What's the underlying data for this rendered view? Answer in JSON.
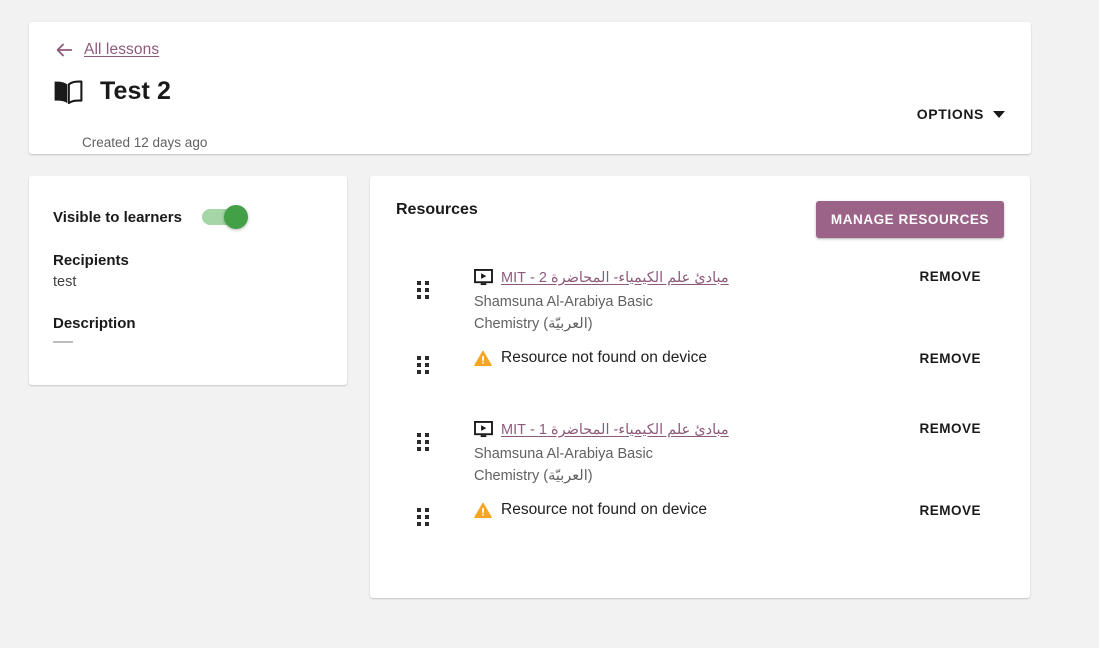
{
  "header": {
    "back_label": "All lessons",
    "title": "Test 2",
    "created": "Created 12 days ago",
    "options_label": "OPTIONS",
    "book_icon": "open-book-icon",
    "back_icon": "arrow-left-icon",
    "caret_icon": "chevron-down-icon"
  },
  "info": {
    "visible_label": "Visible to learners",
    "visible_on": true,
    "recipients_label": "Recipients",
    "recipients_value": "test",
    "description_label": "Description",
    "description_value": "—"
  },
  "resources": {
    "title": "Resources",
    "manage_label": "MANAGE RESOURCES",
    "remove_label": "REMOVE",
    "items": [
      {
        "type": "video",
        "icon": "video-icon",
        "title": "مبادئ علم الكيمياء- المحاضرة 2 - MIT",
        "subtitle": "Shamsuna Al-Arabiya Basic Chemistry (العربيّة)",
        "remove_label": "REMOVE"
      },
      {
        "type": "missing",
        "icon": "warning-triangle-icon",
        "title": "Resource not found on device",
        "remove_label": "REMOVE"
      },
      {
        "type": "video",
        "icon": "video-icon",
        "title": "مبادئ علم الكيمياء- المحاضرة 1 - MIT",
        "subtitle": "Shamsuna Al-Arabiya Basic Chemistry (العربيّة)",
        "remove_label": "REMOVE"
      },
      {
        "type": "missing",
        "icon": "warning-triangle-icon",
        "title": "Resource not found on device",
        "remove_label": "REMOVE"
      }
    ]
  },
  "colors": {
    "accent": "#9a6387",
    "link": "#8e5a7c",
    "toggle_on": "#43a047",
    "warning": "#f5a623",
    "page_bg": "#f2f2f2"
  }
}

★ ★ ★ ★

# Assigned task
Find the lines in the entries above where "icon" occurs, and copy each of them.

# The completed task
    "book_icon": "open-book-icon",
    "back_icon": "arrow-left-icon",
    "caret_icon": "chevron-down-icon"
        "icon": "video-icon",
        "icon": "warning-triangle-icon",
        "icon": "video-icon",
        "icon": "warning-triangle-icon",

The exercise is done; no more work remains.